The other day I brought Kachina in for a thorough grooming and shedding session. She was settled for most of the time, but when a horse in a nearby stall left to go for a ride, leaving the barn door open behind them, she became extremely distracted and kept turning towards the door and pawing. I stood on her opposite side, and whenever she looked away and started pawing, I cued her flank and asked her to move over and look back towards me. Whenever she looked back to me she got a treat. When her attention stayed with me for a moment she got another treat. We spent a solid 10 minutes repeating this. Initially it took multiple cues for her to push her haunches over and stop pawing, but she always took her treat when offered (a big deal by itself). After enough repetitions she started actively wanting the treat (but I stay firm on no mugging rules), and when her attention would drift she would just swing her head towards the door instead of her whole body, and I could redirect her attention to me before she started pawing. We ended the session on this positive note and I returned her to her pen.

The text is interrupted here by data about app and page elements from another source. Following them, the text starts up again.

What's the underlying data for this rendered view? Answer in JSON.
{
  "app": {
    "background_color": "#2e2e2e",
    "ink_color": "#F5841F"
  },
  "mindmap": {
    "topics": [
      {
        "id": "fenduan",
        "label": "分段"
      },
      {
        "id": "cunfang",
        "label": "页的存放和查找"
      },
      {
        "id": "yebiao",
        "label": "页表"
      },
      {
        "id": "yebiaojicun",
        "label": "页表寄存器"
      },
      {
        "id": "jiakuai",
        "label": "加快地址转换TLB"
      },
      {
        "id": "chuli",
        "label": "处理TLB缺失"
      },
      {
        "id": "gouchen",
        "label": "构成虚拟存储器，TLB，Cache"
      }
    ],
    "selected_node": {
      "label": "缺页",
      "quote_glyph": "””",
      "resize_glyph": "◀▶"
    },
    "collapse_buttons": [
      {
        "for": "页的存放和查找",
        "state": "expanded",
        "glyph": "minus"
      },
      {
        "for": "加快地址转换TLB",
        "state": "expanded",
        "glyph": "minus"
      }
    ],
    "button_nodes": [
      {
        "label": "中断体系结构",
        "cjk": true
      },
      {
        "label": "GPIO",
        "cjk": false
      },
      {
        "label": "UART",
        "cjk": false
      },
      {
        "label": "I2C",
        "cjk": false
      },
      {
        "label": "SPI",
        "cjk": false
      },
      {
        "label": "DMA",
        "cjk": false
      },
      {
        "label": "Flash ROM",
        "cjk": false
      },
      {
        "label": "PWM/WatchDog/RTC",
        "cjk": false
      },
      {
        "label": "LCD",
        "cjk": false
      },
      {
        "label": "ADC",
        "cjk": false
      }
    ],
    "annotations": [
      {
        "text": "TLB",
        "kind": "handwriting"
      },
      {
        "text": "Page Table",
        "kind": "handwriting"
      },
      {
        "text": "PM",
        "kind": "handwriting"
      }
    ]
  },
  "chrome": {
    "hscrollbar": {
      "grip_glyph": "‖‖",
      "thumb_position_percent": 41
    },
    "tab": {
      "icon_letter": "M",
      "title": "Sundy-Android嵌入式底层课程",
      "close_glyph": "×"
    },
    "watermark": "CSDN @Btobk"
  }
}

Since then we've repeated this same exercise a few times. The layout of the barn is useful for me because she always want to pay attention down one end of the alley so I can stand on her other side to reward her for re-directing focus to me. Some days have been better than others, but I have been able to get some positive response each time. We have a lot of steps remaining to transition this refocusing exercise into consistently standing quietly, but I have hope that we'll get there now that we actually have a functional positive training tool. 

Has anyone else struggled with clicker or reward-based training with a horse who wasn't food motivated enough?


  1. Luckily all mine wants is scratches and cookies all day every day, even if it's the apocalypse, so clicker training was quite easy for him. I tend to use a fanny pack (I am very fashionable at the barn, it's true) full of grain that he likes vs cookies. He seems to want to work for the grain for longer than the cookies.

    The that TC will work for is scratching the withers, it's a primary reinforcer because it lowers their heart rate so they will work for it. I've used it a TON undersaddle just without clicks and it's been instrumental for his dressage training I think.

    Good luck! I love clicker training.

  2. I think Nicole's horse wasn't that food motivated to start but then he became a food hound after

  3. If any animal is stressed they will often refuse treats. For Carmen the answer has never been treats but to give her a task and help her focus on it.